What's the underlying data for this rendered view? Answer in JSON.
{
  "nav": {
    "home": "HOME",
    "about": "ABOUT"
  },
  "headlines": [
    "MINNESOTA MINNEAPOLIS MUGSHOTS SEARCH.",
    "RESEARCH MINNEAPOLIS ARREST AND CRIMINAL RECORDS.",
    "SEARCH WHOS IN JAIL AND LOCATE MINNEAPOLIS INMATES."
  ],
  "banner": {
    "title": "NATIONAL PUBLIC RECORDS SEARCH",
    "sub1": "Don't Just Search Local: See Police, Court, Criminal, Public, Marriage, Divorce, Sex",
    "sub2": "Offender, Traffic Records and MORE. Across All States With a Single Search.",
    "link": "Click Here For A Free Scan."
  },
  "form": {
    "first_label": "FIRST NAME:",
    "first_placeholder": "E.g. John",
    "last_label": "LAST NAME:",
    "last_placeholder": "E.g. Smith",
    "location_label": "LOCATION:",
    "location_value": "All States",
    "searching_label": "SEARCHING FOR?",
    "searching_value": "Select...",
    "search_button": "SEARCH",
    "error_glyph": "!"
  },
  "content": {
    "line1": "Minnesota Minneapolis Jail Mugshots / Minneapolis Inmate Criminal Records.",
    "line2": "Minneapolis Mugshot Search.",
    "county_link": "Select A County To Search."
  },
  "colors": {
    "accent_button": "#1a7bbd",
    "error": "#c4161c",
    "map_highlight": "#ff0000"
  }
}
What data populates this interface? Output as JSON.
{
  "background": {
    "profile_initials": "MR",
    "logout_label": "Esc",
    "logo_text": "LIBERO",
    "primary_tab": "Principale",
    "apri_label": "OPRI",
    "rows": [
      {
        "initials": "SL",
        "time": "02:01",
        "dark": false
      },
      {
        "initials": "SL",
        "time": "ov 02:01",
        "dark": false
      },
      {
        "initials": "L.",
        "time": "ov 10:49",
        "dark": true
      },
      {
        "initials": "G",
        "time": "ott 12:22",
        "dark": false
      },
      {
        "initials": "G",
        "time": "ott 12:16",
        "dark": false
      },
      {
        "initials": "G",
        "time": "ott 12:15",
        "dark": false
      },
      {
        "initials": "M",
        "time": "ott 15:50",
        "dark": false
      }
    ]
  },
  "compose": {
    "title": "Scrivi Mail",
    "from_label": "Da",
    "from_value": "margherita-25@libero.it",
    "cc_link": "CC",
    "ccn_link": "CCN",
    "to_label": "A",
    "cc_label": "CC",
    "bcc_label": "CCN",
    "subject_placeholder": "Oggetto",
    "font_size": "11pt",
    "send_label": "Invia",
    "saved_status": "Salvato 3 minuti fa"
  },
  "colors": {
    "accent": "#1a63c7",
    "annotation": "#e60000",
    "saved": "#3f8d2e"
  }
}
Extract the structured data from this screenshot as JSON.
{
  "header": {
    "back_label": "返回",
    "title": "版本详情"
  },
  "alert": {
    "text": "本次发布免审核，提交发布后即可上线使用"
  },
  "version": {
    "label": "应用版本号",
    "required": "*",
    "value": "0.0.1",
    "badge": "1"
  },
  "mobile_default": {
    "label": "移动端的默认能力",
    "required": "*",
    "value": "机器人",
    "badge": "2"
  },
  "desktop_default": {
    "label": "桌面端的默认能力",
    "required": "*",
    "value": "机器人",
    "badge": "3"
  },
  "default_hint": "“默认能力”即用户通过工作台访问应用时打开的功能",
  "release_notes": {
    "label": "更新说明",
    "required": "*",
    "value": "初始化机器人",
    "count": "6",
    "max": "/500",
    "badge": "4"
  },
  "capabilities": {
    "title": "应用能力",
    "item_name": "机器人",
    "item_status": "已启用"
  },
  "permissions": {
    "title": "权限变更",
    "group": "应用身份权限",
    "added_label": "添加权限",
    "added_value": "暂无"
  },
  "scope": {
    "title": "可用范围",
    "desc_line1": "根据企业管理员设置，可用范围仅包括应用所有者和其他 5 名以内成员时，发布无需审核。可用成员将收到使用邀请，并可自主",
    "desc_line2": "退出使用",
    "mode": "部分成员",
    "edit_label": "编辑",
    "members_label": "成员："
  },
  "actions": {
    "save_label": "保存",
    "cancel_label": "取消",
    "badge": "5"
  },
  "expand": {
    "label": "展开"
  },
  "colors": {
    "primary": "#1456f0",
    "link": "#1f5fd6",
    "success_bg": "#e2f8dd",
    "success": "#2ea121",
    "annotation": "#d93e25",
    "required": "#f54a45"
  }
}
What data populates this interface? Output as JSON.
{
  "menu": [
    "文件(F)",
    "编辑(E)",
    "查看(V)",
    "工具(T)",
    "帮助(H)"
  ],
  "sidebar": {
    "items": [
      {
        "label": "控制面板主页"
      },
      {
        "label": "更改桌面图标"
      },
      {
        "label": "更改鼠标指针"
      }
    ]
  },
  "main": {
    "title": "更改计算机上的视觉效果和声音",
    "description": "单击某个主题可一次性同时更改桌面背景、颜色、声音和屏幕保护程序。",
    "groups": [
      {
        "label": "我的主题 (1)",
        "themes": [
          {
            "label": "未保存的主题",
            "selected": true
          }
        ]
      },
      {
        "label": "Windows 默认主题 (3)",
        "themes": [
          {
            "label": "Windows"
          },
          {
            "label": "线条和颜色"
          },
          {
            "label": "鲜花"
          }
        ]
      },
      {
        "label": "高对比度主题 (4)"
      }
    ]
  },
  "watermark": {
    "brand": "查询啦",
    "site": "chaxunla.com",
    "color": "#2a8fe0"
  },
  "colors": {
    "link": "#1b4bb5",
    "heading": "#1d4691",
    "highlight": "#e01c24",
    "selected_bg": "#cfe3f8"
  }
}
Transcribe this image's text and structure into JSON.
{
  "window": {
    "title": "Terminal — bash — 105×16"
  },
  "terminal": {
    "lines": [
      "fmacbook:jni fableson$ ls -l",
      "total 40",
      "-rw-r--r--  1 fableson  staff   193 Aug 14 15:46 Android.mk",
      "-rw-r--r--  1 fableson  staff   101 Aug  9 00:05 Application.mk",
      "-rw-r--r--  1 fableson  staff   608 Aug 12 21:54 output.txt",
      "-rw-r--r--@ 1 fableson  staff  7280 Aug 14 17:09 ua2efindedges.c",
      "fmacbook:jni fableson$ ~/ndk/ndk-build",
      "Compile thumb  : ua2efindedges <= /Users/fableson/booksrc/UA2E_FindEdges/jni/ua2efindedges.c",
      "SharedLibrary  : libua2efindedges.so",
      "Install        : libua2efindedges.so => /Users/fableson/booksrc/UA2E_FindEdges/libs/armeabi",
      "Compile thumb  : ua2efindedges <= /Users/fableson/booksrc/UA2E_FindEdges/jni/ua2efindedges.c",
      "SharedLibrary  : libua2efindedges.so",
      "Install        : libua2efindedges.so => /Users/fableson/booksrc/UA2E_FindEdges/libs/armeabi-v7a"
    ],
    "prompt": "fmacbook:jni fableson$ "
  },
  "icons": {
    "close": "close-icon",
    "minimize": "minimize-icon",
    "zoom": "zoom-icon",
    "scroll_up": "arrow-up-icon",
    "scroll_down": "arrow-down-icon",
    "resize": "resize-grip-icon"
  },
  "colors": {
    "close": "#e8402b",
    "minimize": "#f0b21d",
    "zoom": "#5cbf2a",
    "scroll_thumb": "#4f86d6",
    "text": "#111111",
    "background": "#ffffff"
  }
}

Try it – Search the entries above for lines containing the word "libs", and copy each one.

Result of this exercise –
      "Install        : libua2efindedges.so => /Users/fableson/booksrc/UA2E_FindEdges/libs/armeabi",
      "Install        : libua2efindedges.so => /Users/fableson/booksrc/UA2E_FindEdges/libs/armeabi-v7a"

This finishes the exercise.